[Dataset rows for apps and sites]
<<<<
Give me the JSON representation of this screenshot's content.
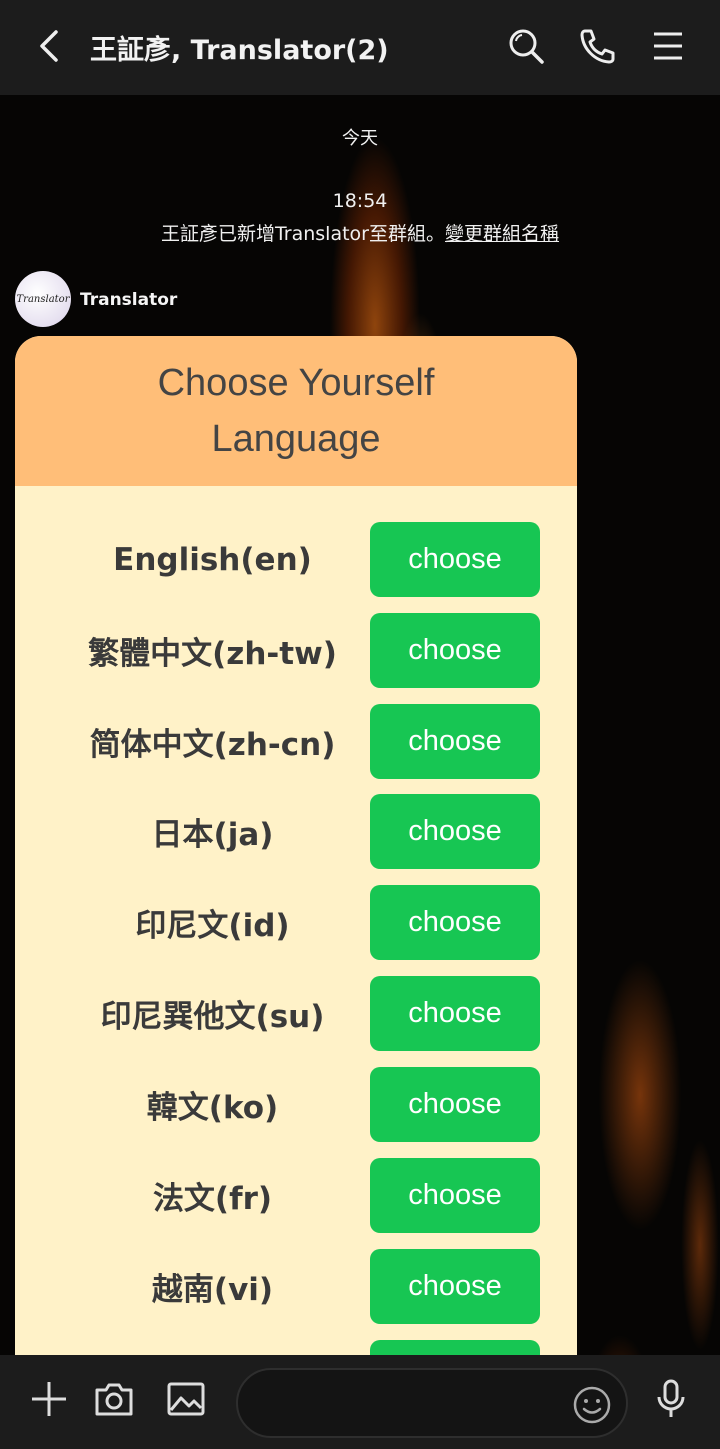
{
  "header": {
    "title": "王証彥, Translator(2)",
    "icons": [
      "back-icon",
      "search-icon",
      "phone-icon",
      "menu-icon"
    ]
  },
  "chat": {
    "date_divider": "今天",
    "system_time": "18:54",
    "system_message": "王証彥已新增Translator至群組。",
    "system_link": "變更群組名稱",
    "sender_name": "Translator",
    "avatar_text": "Translator"
  },
  "card": {
    "title": "Choose Yourself Language",
    "languages": [
      {
        "label": "English(en)",
        "button": "choose"
      },
      {
        "label": "繁體中文(zh-tw)",
        "button": "choose"
      },
      {
        "label": "简体中文(zh-cn)",
        "button": "choose"
      },
      {
        "label": "日本(ja)",
        "button": "choose"
      },
      {
        "label": "印尼文(id)",
        "button": "choose"
      },
      {
        "label": "印尼巽他文(su)",
        "button": "choose"
      },
      {
        "label": "韓文(ko)",
        "button": "choose"
      },
      {
        "label": "法文(fr)",
        "button": "choose"
      },
      {
        "label": "越南(vi)",
        "button": "choose"
      }
    ]
  },
  "input_bar": {
    "icons": [
      "plus-icon",
      "camera-icon",
      "image-icon",
      "emoji-icon",
      "microphone-icon"
    ],
    "placeholder": ""
  },
  "colors": {
    "header_bg": "#1c1c1c",
    "card_header": "#ffbe78",
    "card_body": "#fff2c8",
    "button_green": "#17c653"
  }
}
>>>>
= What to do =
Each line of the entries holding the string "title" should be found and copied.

= Result =
    "title": "王証彥, Translator(2)",
    "title": "Choose Yourself Language",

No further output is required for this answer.